Bottom Line: We present the a case of an 8-year-old boy, a primary school pupil, from rural Kenya with chronic cough, wheezing, difficulty in breathing and dyspnea on exertion.He was treated with antibiotics and antitubercular drugs without improvement prior to referral to our hospital.Surgical excision is the mainstay of treatment.

View Article: PubMed Central - PubMed

Affiliation: Department of Surgery, University of Nairobi, 30197, Nairobi, 00100, Kenya. viharkotecha@hotmail.com.

ABSTRACT

Introduction: Complex embryological processes form the head and neck of humans. It is not flawless; remnants lead to sinuses or cysts, commonly in the head and neck region.

Case presentation: We present the a case of an 8-year-old boy, a primary school pupil, from rural Kenya with chronic cough, wheezing, difficulty in breathing and dyspnea on exertion. He was treated with antibiotics and antitubercular drugs without improvement prior to referral to our hospital. A computed tomography scan of his chest revealed a superior mediastinal mass extending into his neck. A diagnosis of a brachial cleft cyst was made and our patient underwent a successful excision of the mass through a median strenotomy and neck dissection.

Conclusions: Branchial cysts of the neck are common, accounting for 20% of pediatric neck masses. Usually they present as a neck mass but in our case it presented as a mediastinal mass, which is a very rare clinical presentation. Surgical excision is the mainstay of treatment.
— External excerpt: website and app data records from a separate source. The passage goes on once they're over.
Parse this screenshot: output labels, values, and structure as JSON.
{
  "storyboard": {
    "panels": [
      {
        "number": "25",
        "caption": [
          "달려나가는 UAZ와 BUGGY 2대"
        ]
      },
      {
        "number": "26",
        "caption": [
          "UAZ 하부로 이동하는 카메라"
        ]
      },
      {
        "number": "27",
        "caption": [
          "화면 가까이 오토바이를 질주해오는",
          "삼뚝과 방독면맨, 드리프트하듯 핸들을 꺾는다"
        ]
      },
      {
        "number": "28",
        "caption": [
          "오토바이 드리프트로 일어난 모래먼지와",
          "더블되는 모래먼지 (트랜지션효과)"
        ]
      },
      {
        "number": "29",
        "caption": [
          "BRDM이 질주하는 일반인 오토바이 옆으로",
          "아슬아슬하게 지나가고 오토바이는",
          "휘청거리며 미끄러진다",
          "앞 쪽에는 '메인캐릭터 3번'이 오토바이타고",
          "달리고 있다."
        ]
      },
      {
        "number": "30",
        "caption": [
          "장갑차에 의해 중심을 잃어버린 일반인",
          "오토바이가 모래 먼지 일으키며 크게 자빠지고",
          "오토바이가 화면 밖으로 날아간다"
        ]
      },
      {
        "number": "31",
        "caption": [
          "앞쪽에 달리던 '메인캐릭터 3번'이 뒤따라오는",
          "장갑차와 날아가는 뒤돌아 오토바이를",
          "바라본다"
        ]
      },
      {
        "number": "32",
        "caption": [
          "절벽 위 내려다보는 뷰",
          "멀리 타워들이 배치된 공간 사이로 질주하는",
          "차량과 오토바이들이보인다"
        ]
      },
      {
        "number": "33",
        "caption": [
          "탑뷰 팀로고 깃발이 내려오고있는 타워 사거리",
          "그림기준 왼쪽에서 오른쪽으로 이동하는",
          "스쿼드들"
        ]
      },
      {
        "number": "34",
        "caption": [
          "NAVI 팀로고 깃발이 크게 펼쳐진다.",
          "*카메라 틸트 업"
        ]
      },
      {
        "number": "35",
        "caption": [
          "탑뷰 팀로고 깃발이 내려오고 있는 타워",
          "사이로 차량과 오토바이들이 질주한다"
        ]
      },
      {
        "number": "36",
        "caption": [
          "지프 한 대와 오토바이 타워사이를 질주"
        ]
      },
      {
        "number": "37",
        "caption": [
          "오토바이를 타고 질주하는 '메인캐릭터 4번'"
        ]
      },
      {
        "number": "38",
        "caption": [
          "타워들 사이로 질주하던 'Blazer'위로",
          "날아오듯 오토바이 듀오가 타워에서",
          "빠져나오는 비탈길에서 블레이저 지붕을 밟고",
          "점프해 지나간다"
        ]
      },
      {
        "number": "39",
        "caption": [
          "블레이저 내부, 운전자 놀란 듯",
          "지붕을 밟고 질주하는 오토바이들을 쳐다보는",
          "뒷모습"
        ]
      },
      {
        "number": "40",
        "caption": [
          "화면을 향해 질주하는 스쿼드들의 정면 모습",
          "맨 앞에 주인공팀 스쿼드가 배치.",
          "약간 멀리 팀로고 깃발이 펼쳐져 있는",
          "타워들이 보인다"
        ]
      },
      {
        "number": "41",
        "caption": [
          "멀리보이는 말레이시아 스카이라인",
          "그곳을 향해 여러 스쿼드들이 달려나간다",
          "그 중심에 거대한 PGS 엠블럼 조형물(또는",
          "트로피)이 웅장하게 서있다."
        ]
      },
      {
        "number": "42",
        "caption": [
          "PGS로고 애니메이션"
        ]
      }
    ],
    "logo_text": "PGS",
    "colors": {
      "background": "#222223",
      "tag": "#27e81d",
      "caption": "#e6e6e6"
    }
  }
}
To the surgeon, the embryology and anatomy should be absolutely clear as dissection may be challenging due to the close proximity and variable course of the cystic stalk to major neck vessels and nerves.

No MeSH data available.


Related in: MedlinePlus